▸ What you should do
Find every line in the records below that contains the word "Flat", and copy each such line.
START Input for this task
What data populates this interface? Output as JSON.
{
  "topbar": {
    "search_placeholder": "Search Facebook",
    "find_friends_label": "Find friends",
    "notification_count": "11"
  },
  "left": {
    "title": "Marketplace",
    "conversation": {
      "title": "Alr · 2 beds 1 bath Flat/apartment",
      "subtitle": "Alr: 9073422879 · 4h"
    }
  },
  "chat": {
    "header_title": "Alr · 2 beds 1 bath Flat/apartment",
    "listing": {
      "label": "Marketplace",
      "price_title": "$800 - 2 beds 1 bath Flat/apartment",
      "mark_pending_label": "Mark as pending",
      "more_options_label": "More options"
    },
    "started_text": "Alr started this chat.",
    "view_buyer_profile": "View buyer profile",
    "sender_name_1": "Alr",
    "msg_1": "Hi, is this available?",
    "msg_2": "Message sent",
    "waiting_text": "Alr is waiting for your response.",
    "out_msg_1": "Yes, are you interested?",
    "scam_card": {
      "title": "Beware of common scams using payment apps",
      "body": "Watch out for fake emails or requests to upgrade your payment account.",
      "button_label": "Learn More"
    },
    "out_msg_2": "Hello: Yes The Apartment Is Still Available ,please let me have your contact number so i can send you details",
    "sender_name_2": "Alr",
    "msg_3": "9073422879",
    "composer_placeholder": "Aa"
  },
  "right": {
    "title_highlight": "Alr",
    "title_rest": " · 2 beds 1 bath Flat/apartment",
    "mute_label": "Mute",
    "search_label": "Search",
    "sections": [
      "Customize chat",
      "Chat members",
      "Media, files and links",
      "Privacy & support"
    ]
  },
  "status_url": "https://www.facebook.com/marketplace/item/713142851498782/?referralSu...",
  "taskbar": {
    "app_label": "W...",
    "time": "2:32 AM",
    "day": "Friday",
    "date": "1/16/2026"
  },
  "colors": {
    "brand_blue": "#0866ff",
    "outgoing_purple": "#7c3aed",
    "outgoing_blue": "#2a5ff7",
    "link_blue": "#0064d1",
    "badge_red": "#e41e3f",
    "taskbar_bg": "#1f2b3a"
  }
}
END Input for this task
▸ Exercise answer
      "title": "Alr · 2 beds 1 bath Flat/apartment",
    "header_title": "Alr · 2 beds 1 bath Flat/apartment",
      "price_title": "$800 - 2 beds 1 bath Flat/apartment",
    "title_rest": " · 2 beds 1 bath Flat/apartment",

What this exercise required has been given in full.